State, as a bare number, how many lines below contain "label".

*** GIVEN RECORDS Section Begins ***

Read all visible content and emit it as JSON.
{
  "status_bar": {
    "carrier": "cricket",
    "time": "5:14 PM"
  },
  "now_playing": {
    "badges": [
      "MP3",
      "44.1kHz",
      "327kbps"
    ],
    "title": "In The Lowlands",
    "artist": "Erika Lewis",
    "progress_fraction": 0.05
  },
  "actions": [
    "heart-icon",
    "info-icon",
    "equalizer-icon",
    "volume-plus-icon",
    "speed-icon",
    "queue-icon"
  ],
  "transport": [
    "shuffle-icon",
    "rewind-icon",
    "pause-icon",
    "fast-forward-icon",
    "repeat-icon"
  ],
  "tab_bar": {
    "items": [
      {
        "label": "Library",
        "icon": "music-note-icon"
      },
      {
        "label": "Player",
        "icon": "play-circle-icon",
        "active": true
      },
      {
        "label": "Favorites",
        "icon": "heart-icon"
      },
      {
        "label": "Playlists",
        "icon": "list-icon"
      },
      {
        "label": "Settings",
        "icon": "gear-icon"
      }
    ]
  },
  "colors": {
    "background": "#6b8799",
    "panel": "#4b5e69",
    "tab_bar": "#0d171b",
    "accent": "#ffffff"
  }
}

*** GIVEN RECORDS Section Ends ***

SOLVED EXERCISE: 5